#191 - What makes armies commit atrocities?
Today's episode from 19th April 2022. As harrowing news reports emerge out of the city of Bucha of possible evidence of Russian war crimes, we explore what makes soldiers and armies commit atrocities. We hear how this isn't simply the chaos of war but more that Russian soldiers have a history of dishing out brutality. Then later, they were once the go-to software for accountants and now they've become everyone's favourite way of organising. We take a look at how spreadsheets have made a comeback as a productivity hack. All wars contain some degree of atrocity and loss of human life. However, the devastation observed in Ukraine shows that for armies like Russia, brutality can often be pursued rather than be considered a last resort. For Foreign Policy, Bret Devereaux, a historian specializing in the Roman economy and military, argues that this is in fact no coincidence, and such behaviours can be explained by the country's history and be the "product of organizational culture, command decisions, and an institutional structure that shields a military from civilian checks or accountability. The venerable (and yes, super dull) piece of officeware is getting reinvented as a tool for non-coders to automate and simplify their lives. For Wired, Clive Thompson examines closely many of the surprising benefits embracing the tool could give us outside of the workplace.
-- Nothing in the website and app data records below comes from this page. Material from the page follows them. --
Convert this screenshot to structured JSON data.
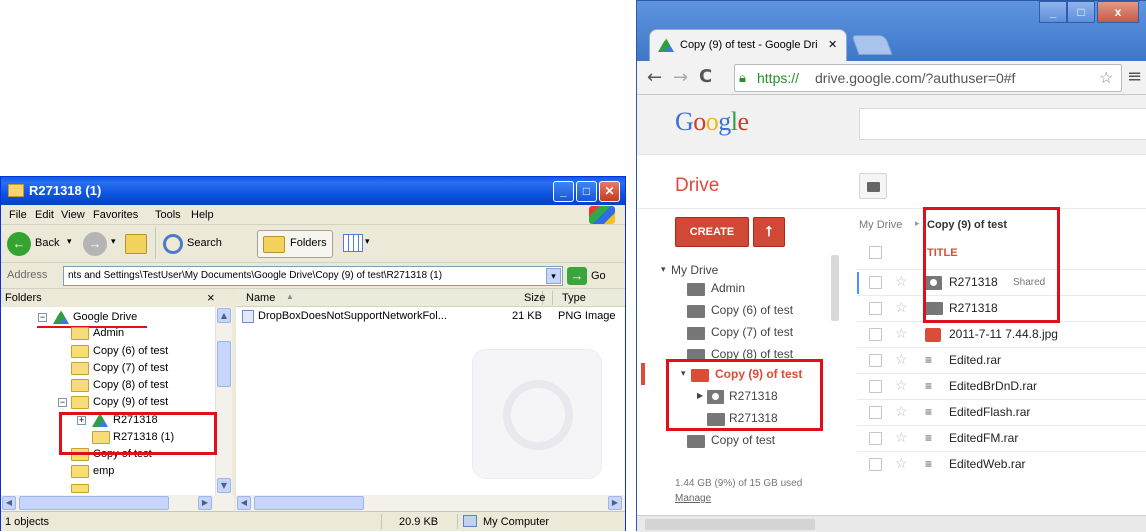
{
  "explorer": {
    "title": "R271318 (1)",
    "menu": [
      "File",
      "Edit",
      "View",
      "Favorites",
      "Tools",
      "Help"
    ],
    "toolbar": {
      "back": "Back",
      "search": "Search",
      "folders": "Folders"
    },
    "address_label": "Address",
    "address": "nts and Settings\\TestUser\\My Documents\\Google Drive\\Copy (9) of test\\R271318 (1)",
    "go": "Go",
    "folders_pane_title": "Folders",
    "close_pane": "×",
    "tree": [
      "Google Drive",
      "Admin",
      "Copy (6) of test",
      "Copy (7) of test",
      "Copy (8) of test",
      "Copy (9) of test",
      "R271318",
      "R271318 (1)",
      "Copy of test",
      "emp"
    ],
    "columns": {
      "name": "Name",
      "size": "Size",
      "type": "Type"
    },
    "files": [
      {
        "name": "DropBoxDoesNotSupportNetworkFol...",
        "size": "21 KB",
        "type": "PNG Image"
      }
    ],
    "status": {
      "objects": "1 objects",
      "size": "20.9 KB",
      "location": "My Computer"
    }
  },
  "chrome": {
    "tab_title": "Copy (9) of test - Google Dri",
    "url_secure": "https://",
    "url_rest": "drive.google.com/?authuser=0#f",
    "google_logo": "Google",
    "drive_label": "Drive",
    "create": "CREATE",
    "nav": [
      "My Drive",
      "Admin",
      "Copy (6) of test",
      "Copy (7) of test",
      "Copy (8) of test",
      "Copy (9) of test",
      "R271318",
      "R271318",
      "Copy of test"
    ],
    "storage": "1.44 GB (9%) of 15 GB used",
    "manage": "Manage",
    "breadcrumb_root": "My Drive",
    "breadcrumb_current": "Copy (9) of test",
    "title_col": "TITLE",
    "files": [
      {
        "name": "R271318",
        "badge": "Shared",
        "icon": "shared-folder-icon"
      },
      {
        "name": "R271318",
        "badge": "",
        "icon": "folder-icon"
      },
      {
        "name": "2011-7-11 7.44.8.jpg",
        "badge": "",
        "icon": "image-icon"
      },
      {
        "name": "Edited.rar",
        "badge": "",
        "icon": "archive-icon"
      },
      {
        "name": "EditedBrDnD.rar",
        "badge": "",
        "icon": "archive-icon"
      },
      {
        "name": "EditedFlash.rar",
        "badge": "",
        "icon": "archive-icon"
      },
      {
        "name": "EditedFM.rar",
        "badge": "",
        "icon": "archive-icon"
      },
      {
        "name": "EditedWeb.rar",
        "badge": "",
        "icon": "archive-icon"
      }
    ]
  },
  "colors": {
    "highlight_box": "#e0101a",
    "drive_red": "#dd4b39",
    "xp_blue": "#0a5ee8"
  }
}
Wake up with Curio is a different kind of morning show that gives you the context behind the news and gets you motivated for the day ahead, every Monday - Friday.
From Wake Up with Curio